There is a story of a young girl talking to her mother. "Mommy," she asked, "is God bigger than we are?" "Yes, that's true" her mother replied. "And God lives in us?" she asked. Again, the mother replied, "yes, that's true." "Well," said the little girl, "if God is bigger than us and he lives in us, wouldn't he show through?" The next time someone asks what you got for Christmas I'd like you to think about the questions of this little girl. The next time someone asks you what you got for Christmas, tell what we all received in Bethlehem some 2016 years ago. Show what we all got for Christmas by letting God’s love and light shine through.


Go back for a moment to the shepherds. Once the angel left, they went with haste to Bethlehem, where, as we know, they found Mary and Joseph and the babe lying in a manger. This image is so familiar to us that we forget how strange it must have seemed. The shepherds had just been met by an angel of God who told them the Messiah had been born. They had just heard a great multitude of the heavenly host – an angel army -- praising God ...and yet were sent to a stable in a cave behind an inn in the poor section of town. The manger tells us that Christmas isn't about presents. It's about presence -- Christ's presence with us. The manger tells us that if we are to find the Christ child, we need to look for him where Christmas came -- in the messy and mundane realities of our daily lives. The manger tells us that Jesus comes where we need him the most.


There is a story of a boy whose parents made him sing in the choir. Week after week, Sunday after Sunday he was there. Finding himself more than a little bored, he used to amuse himself by looking at the old stained-glass windows of his church. Usually he was quiet, but one day he saw something that made him start to laugh out loud. When the choirmaster came over to make him be quiet, he said "but look at that!" and pointed to the top of the window over the altar whose lettering had started to fade away. A “e” was missing so instead of saying, "Glory to God in the Highest" it read "Glory to God in High St." "High Street?" he said, "That's where I live!" The manger tells us that maybe that lettering wasn't a mistake. The manger tells us that when Christmas comes, glory is given to God, in the Highest and on High Street, on State Street, on Congress Street and Cumberland Ave, in our own families and in the family that is St. Luke’s. The manger tells us that if we want to find Jesus, we need to look for him there. If we want to find Jesus, we need to look for him here.

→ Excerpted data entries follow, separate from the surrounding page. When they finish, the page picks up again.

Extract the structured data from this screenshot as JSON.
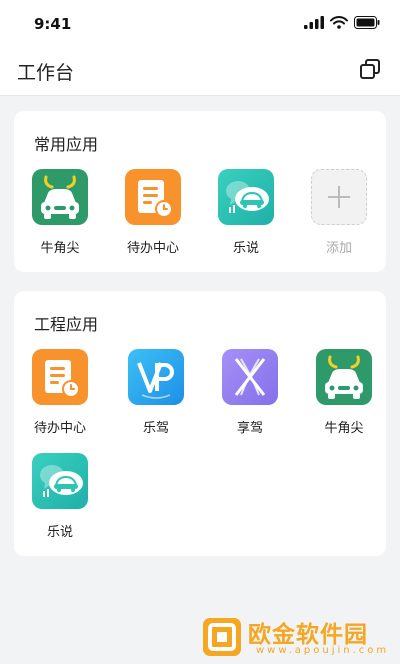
{
  "status": {
    "time": "9:41"
  },
  "header": {
    "title": "工作台"
  },
  "common": {
    "title": "常用应用",
    "apps": [
      {
        "label": "牛角尖",
        "icon": "bull-car-icon"
      },
      {
        "label": "待办中心",
        "icon": "todo-document-icon"
      },
      {
        "label": "乐说",
        "icon": "chat-car-icon"
      },
      {
        "label": "添加",
        "icon": "add-icon"
      }
    ]
  },
  "engineering": {
    "title": "工程应用",
    "apps": [
      {
        "label": "待办中心",
        "icon": "todo-document-icon"
      },
      {
        "label": "乐驾",
        "icon": "vp-logo-icon"
      },
      {
        "label": "享驾",
        "icon": "x-logo-icon"
      },
      {
        "label": "牛角尖",
        "icon": "bull-car-icon"
      },
      {
        "label": "乐说",
        "icon": "chat-car-icon"
      }
    ]
  },
  "watermark": {
    "text": "欧金软件园",
    "url": "www.apoujin.com"
  },
  "colors": {
    "green": "#2e9a6a",
    "orange": "#f7922c",
    "teal": "#2cc4b4",
    "blue": "#2ea7f0",
    "purple": "#9a84f2"
  }
}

Last week, a parishioner sent me an email saying that all she wanted for Christmas was a faith that will help her make sense of and stand up to the atrocious horror of our current world. Any help, she said, will be appreciated. In response, I would remind her that Christmas was the beginning, not the end, of the story. Christmas was the start of a journey that would lead to the cross, to the empty tomb, and to the kingdom of God itself. People like to sing the Hallelujah Chorus at Christmas, forgetting that it comes only part way through Handel’s Messiah, a great work that concludes at Easter, when the Lamb – which is Jesus -- wins and the Kingdom Jesus proclaimed arrives. In the mean time, our task is to follow the example of the shepherds, listen to the angels, let go of our fears, and make our own journey to the manger, knowing that God will be with us every step of the way. Our task is to share the good news of great joy that because of the Christ who comes at Christmas, the light will shine, darkness will be vanquished, and love will win.

1 This an other illustrations in this sermon are from Illustrations Unlimited. James Hewitt, Editor. Tyndale House Publishing, 1988

Posted in: Sermons 
Post Date: Sunday, December 25, 2016 9:36 AM